Dataset records:
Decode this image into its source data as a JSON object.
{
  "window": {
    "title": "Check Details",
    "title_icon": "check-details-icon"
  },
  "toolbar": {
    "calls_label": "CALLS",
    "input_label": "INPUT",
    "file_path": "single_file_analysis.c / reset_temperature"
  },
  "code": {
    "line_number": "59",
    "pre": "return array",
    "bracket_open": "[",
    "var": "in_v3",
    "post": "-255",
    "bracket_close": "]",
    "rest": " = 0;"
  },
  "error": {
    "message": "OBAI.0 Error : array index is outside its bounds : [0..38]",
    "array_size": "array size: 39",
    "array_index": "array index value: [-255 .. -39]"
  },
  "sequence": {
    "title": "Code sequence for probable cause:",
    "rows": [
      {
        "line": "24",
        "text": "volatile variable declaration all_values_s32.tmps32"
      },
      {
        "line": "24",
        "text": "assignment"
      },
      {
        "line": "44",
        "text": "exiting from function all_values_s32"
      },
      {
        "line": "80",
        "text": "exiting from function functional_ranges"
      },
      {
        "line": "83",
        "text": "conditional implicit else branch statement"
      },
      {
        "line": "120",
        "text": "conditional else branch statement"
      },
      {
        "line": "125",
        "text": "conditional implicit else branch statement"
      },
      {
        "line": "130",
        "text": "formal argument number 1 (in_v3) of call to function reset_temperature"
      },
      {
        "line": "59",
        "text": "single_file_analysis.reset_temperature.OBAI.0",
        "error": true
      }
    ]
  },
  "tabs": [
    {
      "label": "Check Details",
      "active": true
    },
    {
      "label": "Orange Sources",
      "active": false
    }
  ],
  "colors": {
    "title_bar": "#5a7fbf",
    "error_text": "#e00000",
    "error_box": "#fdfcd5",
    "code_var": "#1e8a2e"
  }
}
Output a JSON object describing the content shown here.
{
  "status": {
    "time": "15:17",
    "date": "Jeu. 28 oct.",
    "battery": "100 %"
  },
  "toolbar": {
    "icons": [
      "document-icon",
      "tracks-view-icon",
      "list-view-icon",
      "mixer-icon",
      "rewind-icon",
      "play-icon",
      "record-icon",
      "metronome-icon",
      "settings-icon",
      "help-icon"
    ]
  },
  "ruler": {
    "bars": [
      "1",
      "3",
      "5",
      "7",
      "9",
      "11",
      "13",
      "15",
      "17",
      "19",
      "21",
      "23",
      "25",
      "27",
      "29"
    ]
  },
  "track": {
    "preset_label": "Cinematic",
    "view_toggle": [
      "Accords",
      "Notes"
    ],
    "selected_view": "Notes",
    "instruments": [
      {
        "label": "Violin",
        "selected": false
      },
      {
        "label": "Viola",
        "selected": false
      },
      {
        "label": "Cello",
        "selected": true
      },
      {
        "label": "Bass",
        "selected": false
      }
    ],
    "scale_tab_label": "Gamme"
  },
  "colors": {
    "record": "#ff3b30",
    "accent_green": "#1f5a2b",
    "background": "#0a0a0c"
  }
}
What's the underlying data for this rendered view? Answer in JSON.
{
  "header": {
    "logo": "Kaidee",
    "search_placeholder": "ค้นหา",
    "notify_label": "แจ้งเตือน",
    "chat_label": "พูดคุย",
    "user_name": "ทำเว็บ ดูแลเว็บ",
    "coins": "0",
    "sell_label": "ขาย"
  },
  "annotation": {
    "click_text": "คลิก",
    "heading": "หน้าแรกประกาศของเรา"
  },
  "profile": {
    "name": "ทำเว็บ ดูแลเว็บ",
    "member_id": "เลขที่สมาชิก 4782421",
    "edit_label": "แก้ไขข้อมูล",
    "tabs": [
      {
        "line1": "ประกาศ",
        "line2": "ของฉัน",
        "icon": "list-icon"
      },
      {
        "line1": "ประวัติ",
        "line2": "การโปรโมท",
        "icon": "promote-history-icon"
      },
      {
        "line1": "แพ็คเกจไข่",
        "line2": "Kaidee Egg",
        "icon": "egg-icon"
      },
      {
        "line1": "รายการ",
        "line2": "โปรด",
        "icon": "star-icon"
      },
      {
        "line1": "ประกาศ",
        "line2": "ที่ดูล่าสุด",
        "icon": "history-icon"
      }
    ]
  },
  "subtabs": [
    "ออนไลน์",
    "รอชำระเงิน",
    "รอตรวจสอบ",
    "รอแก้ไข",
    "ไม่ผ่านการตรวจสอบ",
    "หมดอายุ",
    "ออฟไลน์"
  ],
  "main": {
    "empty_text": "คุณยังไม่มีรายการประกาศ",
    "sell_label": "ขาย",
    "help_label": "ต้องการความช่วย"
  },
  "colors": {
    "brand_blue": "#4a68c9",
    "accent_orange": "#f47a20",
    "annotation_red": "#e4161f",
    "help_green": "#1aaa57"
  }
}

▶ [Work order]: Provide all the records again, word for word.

▶ [Output for this exercise]:
Decode this image into its source data as a JSON object.
{
  "window": {
    "title": "Check Details",
    "title_icon": "check-details-icon"
  },
  "toolbar": {
    "calls_label": "CALLS",
    "input_label": "INPUT",
    "file_path": "single_file_analysis.c / reset_temperature"
  },
  "code": {
    "line_number": "59",
    "pre": "return array",
    "bracket_open": "[",
    "var": "in_v3",
    "post": "-255",
    "bracket_close": "]",
    "rest": " = 0;"
  },
  "error": {
    "message": "OBAI.0 Error : array index is outside its bounds : [0..38]",
    "array_size": "array size: 39",
    "array_index": "array index value: [-255 .. -39]"
  },
  "sequence": {
    "title": "Code sequence for probable cause:",
    "rows": [
      {
        "line": "24",
        "text": "volatile variable declaration all_values_s32.tmps32"
      },
      {
        "line": "24",
        "text": "assignment"
      },
      {
        "line": "44",
        "text": "exiting from function all_values_s32"
      },
      {
        "line": "80",
        "text": "exiting from function functional_ranges"
      },
      {
        "line": "83",
        "text": "conditional implicit else branch statement"
      },
      {
        "line": "120",
        "text": "conditional else branch statement"
      },
      {
        "line": "125",
        "text": "conditional implicit else branch statement"
      },
      {
        "line": "130",
        "text": "formal argument number 1 (in_v3) of call to function reset_temperature"
      },
      {
        "line": "59",
        "text": "single_file_analysis.reset_temperature.OBAI.0",
        "error": true
      }
    ]
  },
  "tabs": [
    {
      "label": "Check Details",
      "active": true
    },
    {
      "label": "Orange Sources",
      "active": false
    }
  ],
  "colors": {
    "title_bar": "#5a7fbf",
    "error_text": "#e00000",
    "error_box": "#fdfcd5",
    "code_var": "#1e8a2e"
  }
}
Output a JSON object describing the content shown here.
{
  "status": {
    "time": "15:17",
    "date": "Jeu. 28 oct.",
    "battery": "100 %"
  },
  "toolbar": {
    "icons": [
      "document-icon",
      "tracks-view-icon",
      "list-view-icon",
      "mixer-icon",
      "rewind-icon",
      "play-icon",
      "record-icon",
      "metronome-icon",
      "settings-icon",
      "help-icon"
    ]
  },
  "ruler": {
    "bars": [
      "1",
      "3",
      "5",
      "7",
      "9",
      "11",
      "13",
      "15",
      "17",
      "19",
      "21",
      "23",
      "25",
      "27",
      "29"
    ]
  },
  "track": {
    "preset_label": "Cinematic",
    "view_toggle": [
      "Accords",
      "Notes"
    ],
    "selected_view": "Notes",
    "instruments": [
      {
        "label": "Violin",
        "selected": false
      },
      {
        "label": "Viola",
        "selected": false
      },
      {
        "label": "Cello",
        "selected": true
      },
      {
        "label": "Bass",
        "selected": false
      }
    ],
    "scale_tab_label": "Gamme"
  },
  "colors": {
    "record": "#ff3b30",
    "accent_green": "#1f5a2b",
    "background": "#0a0a0c"
  }
}
What's the underlying data for this rendered view? Answer in JSON.
{
  "header": {
    "logo": "Kaidee",
    "search_placeholder": "ค้นหา",
    "notify_label": "แจ้งเตือน",
    "chat_label": "พูดคุย",
    "user_name": "ทำเว็บ ดูแลเว็บ",
    "coins": "0",
    "sell_label": "ขาย"
  },
  "annotation": {
    "click_text": "คลิก",
    "heading": "หน้าแรกประกาศของเรา"
  },
  "profile": {
    "name": "ทำเว็บ ดูแลเว็บ",
    "member_id": "เลขที่สมาชิก 4782421",
    "edit_label": "แก้ไขข้อมูล",
    "tabs": [
      {
        "line1": "ประกาศ",
        "line2": "ของฉัน",
        "icon": "list-icon"
      },
      {
        "line1": "ประวัติ",
        "line2": "การโปรโมท",
        "icon": "promote-history-icon"
      },
      {
        "line1": "แพ็คเกจไข่",
        "line2": "Kaidee Egg",
        "icon": "egg-icon"
      },
      {
        "line1": "รายการ",
        "line2": "โปรด",
        "icon": "star-icon"
      },
      {
        "line1": "ประกาศ",
        "line2": "ที่ดูล่าสุด",
        "icon": "history-icon"
      }
    ]
  },
  "subtabs": [
    "ออนไลน์",
    "รอชำระเงิน",
    "รอตรวจสอบ",
    "รอแก้ไข",
    "ไม่ผ่านการตรวจสอบ",
    "หมดอายุ",
    "ออฟไลน์"
  ],
  "main": {
    "empty_text": "คุณยังไม่มีรายการประกาศ",
    "sell_label": "ขาย",
    "help_label": "ต้องการความช่วย"
  },
  "colors": {
    "brand_blue": "#4a68c9",
    "accent_orange": "#f47a20",
    "annotation_red": "#e4161f",
    "help_green": "#1aaa57"
  }
}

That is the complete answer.